Contrary to the end of an era headlines – Debenhams, Mothercare, Woolworths – some household names amongst others who have sadly exited the High Street – there are plentiful UK retailers wishing to renew their leases and many looking to expand into our High Streets and town centres.
At a macro level fiscal support provided by Government furlough schemes, significant reductions in business rates liability, to assist retailers, and tenant protection under The Coronavirus Act has softened the depth of trough and limited the number of additional “exiteers” which might otherwise have been experienced. With the activity we have experienced and the resourcefulness of retailers, the market has carried itself through. A new Arbitration protocol has become law empowering the RICS to assist and make awards in the process of landlords and tenants with back rent payment plans.
In addition to fiscal measures, other laws have been relaxed to assist activity. Under permitted development the Government has eased the change of use process. For example, prior to 1st September 2020 a coffee shop fell under Use Class A3 (Restaurants and Cafes). This is now also included in the wider Use Class E (Commercial, Business and Services). As such the proposed change of use of a property from A1 general retail to an alternative A class use should not require a lengthy planning application as the existing and proposed use both fall under the same Use Class E. This has resulted in a more horizontal and rapid High Street entry playing field.
The move to digital retailing, often cited as the downfall of town centre High Street trading is relevant to a degree, however supply chain issues are causing disruption.
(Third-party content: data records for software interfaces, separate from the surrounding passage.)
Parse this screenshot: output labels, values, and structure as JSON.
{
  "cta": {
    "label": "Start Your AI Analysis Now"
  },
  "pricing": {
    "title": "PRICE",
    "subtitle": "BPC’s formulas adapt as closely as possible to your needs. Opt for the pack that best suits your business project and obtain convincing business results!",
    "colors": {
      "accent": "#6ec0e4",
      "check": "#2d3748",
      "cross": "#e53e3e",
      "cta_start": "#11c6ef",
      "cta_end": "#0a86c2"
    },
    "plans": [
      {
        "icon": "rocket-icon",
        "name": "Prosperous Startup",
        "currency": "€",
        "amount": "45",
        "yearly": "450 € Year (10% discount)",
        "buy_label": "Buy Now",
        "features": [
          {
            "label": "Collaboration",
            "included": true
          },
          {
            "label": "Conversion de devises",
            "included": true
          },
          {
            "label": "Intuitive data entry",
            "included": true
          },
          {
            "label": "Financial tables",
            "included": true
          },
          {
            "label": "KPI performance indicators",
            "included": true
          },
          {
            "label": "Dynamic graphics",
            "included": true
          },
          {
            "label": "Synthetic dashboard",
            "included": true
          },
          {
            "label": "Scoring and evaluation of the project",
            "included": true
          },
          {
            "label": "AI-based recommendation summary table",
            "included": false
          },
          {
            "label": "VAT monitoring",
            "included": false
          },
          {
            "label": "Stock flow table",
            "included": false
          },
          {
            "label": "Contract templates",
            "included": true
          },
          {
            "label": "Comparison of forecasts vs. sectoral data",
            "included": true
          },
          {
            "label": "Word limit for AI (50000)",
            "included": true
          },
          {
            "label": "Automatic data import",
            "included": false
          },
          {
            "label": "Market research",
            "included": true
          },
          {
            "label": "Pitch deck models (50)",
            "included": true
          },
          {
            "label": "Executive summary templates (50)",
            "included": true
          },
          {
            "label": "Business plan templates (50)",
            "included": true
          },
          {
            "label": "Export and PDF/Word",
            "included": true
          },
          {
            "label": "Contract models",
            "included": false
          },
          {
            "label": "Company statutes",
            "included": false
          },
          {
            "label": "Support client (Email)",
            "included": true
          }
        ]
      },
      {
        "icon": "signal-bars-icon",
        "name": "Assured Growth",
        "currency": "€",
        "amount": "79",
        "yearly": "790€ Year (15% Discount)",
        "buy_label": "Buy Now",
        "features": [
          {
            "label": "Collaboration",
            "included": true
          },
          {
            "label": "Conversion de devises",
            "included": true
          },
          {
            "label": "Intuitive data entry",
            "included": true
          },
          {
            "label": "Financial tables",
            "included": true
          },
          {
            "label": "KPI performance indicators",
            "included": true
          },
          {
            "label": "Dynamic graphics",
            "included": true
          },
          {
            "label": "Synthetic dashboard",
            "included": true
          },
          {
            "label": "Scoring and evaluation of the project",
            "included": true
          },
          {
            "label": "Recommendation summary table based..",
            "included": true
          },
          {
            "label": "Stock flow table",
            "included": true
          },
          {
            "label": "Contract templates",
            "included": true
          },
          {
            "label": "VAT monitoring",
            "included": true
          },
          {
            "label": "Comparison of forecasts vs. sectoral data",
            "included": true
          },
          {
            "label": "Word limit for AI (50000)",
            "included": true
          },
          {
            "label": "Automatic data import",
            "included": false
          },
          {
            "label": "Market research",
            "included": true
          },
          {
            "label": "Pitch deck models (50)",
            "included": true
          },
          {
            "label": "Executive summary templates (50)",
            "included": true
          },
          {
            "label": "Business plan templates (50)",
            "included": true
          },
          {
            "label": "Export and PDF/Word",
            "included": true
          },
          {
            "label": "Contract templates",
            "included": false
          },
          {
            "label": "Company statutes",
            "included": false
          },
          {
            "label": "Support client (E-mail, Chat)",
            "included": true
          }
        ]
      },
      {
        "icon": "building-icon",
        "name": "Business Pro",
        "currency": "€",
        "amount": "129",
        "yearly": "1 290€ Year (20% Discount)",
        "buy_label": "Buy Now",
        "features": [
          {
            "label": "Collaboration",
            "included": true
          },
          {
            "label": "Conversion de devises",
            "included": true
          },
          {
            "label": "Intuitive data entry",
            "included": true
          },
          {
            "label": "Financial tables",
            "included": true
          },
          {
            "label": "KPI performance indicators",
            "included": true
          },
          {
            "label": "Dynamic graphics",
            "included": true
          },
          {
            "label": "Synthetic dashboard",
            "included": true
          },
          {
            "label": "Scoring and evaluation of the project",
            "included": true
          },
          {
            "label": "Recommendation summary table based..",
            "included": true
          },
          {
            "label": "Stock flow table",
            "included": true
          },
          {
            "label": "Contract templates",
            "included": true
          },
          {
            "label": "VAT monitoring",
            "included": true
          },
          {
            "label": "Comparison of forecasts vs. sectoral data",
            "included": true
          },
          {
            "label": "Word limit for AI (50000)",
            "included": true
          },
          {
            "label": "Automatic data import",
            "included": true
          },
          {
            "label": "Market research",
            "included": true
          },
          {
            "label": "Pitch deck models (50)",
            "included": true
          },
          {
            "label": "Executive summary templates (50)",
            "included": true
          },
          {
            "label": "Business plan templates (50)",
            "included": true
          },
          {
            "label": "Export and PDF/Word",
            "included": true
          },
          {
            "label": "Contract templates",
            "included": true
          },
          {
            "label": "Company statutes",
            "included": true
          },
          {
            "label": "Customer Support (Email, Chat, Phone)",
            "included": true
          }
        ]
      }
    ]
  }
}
Buy It Direct for example have had 5,000 barbecues sat in their East Midlands warehouse for the past 6 months with about £1 million of cash tied up due to late delivery. Similar experiences have left many small on-line digital retailers exposed to cashflow as well as higher shipping costs. Attractive High Street retail offers with stock to purchase without delay is here to stay, particularly for those customers who after successive lockdowns simply want to get back out again – and shop. A recent article in The Economist showed global retail footfall as similar to pre-pandemic.
With people back out in the shops the trend for home delivery, necessary during a stay at home lockdown, is less so now this has transitioned. Ocado Group plc share price has fallen although customer numbers are rising.
The dynamics effecting this market according to Tim Steiner co-founder of Ocado, is partly due to “the euphoria that we’re all allowed out and we can go to a restaurant” Conversely Getir (whose name means “Bring” in Turkish) rapid item delivery to customers has raised funds at a market capitalisation greater than Sainsbury’s which suggests the support of big business backing for the home delivery market is robust. Many of the entrants to this are heavily loss making with promotions and discounts funding their market acquisition of custom. This is still a relatively new trend and business model. From the investment being made, it seems as though it is here to stay.
Despite the hype there is some uncertainty – cautiousness in the market. The town centre market is moving towards part experiential retailing creating destination elements. Shops, with ancillary lower cost space – basement or first floor – are ideally suited to this mix. Food uses are also becoming popular with many well known multiple national and multinational brands looking to expand.
A few months ago Christopher Thomas re-let a retail unit in Reading town centre at a headline rent higher than the previous, together with significant key money premium. This was partly due to our watching the market unfold during the lockdown phases combined with a patient private client willing to take our advice. Currently in particular we have a number of prime Windsor town centre retail premises available to let with discussions taking place on the majority. At the prime end of the market we’re holding headline rents where they were and in some cases exceeding those of pre pandemic levels.
As a case in point, Windsor town centre retail is undergoing some immediate change, Boots relocating to make way for a hotel scheme in Peascod Street, moving amongst the prime pitch next to Daniel Department Store later this summer. The Windsor Yards scheme, better and more fondly known locally as King Edward Court has recently been bought by AEW with plans shortly being submitted for a comprehensive resurgence of and to its former glory. This summer too, The Ivy will be opening its doors in the High Street, opposite The Castle.
Having experienced the subdued nature of a once in a lifetime pandemic, the High Street appears to be back in business evolving to meet customer needs and shopping experiences, such is the resourcefulness of the retail industry.
With over 36 years experience in this market Christopher Thomas provide specialist advice to landlords and tenants alike. Christopher is an RICS Registered Expert Witness. If the above is of interest and you wish to make contact in relation to a proposed, new, critical lease issue or market advice we would of course be pleased to hear from you.